"I'll have a gimlet, too. I need something." For some reason, that sentiment is a wonderful way to approach this fine cocktail. The Gimlet - traditionally a Gin and Lime Juice cocktail, does not seem like a drink that packs a punch, or would be a fitting reprieve from a life-changing lion hunting experience, but do not kid yourself - it is. And its name may be an indicator to its strength. There are two main historical references for the name, Gimlet.

First, and seemingly the most obvious reference, is to the hand tool used to drill small holes, named the gimlet. This tool is used for drilling small holes in wood without splitting the wood. Any tool that works like this but is larger is usually referred to as an auger. The name gimlet, here, could be referring to the sharp, penetrating and piercing effect the Gimlet has on the person enjoying it.

The second reference is to Surgeon General Sir Thomas D. Gimlette, who served in the British Royal Navy from 1879 to 1913. It is said that he introducted this drink as a means for those around him to prevent scurvy by drinking lime juice (The history and relationship between Gin and remedial activity is long and entwined, and probably deserving of its own post).

Whatever the history, The Gimlet is a classic, and one that is open to interpretation. At The Volstead Act Craft Cocktail Service, we were happy to tackle Jeffrey Morgenthaler's variation of the Gimlet, which he developed in Eugene, Oregon - The Richmond Gimlet. You can read Jeffrey's posting on it at his website: Jeffrey Morgenthaler.

The recipe for the Richmond Gimlet goes as follows: 2 oz Tanqueray No. 10 gin, 1 oz fresh lime juice, 1 oz simple syrup, large sprig mint. We decided to mix things up just a touch more and did a cucumber-infused simple syrup, which elevated the refreshing nature of this cocktail.

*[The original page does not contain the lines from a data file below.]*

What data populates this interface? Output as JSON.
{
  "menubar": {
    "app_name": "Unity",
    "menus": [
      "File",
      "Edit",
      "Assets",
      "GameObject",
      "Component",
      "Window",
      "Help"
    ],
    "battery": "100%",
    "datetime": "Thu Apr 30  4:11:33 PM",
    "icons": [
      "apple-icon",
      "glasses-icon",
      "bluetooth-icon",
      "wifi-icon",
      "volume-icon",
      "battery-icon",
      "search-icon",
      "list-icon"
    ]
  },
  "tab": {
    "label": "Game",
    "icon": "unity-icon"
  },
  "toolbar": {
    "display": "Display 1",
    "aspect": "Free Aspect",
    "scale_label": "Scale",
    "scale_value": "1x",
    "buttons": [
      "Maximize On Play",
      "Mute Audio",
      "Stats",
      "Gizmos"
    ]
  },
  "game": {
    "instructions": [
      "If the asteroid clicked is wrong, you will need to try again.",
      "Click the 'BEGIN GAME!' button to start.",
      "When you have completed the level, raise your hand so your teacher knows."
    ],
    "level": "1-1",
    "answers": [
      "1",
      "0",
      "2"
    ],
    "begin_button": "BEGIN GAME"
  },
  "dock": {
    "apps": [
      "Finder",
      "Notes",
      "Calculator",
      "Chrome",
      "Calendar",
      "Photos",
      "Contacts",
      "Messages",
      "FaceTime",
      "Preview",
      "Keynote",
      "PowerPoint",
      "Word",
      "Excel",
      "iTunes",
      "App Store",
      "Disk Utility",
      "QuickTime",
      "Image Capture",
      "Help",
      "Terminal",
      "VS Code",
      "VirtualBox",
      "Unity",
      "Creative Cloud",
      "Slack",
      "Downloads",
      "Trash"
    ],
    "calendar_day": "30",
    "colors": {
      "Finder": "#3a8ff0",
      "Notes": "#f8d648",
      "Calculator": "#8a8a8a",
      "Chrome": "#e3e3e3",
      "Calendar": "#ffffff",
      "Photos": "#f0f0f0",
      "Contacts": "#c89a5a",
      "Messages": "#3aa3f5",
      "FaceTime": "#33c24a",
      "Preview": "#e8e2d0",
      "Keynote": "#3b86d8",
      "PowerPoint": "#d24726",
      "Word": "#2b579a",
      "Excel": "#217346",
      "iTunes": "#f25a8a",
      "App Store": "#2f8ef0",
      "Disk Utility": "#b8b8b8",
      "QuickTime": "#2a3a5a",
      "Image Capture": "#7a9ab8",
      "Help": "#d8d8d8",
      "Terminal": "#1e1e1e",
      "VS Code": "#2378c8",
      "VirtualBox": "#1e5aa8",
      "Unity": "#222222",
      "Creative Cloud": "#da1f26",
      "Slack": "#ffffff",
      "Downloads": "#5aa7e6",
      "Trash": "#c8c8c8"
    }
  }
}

At our first gig, this was the drink of the night. We were clapping mint like crazy. No doubt the folks at the party appreciated the balance of flavours (mint, cucumber, lime and Gin are a great combination) and no doubt a few felt the piercing effects of the Richmond Gimlet!

1 comment:

  1. Superb and delicious! Thanks for the history lesson. Please do keep up the references to Hemingway.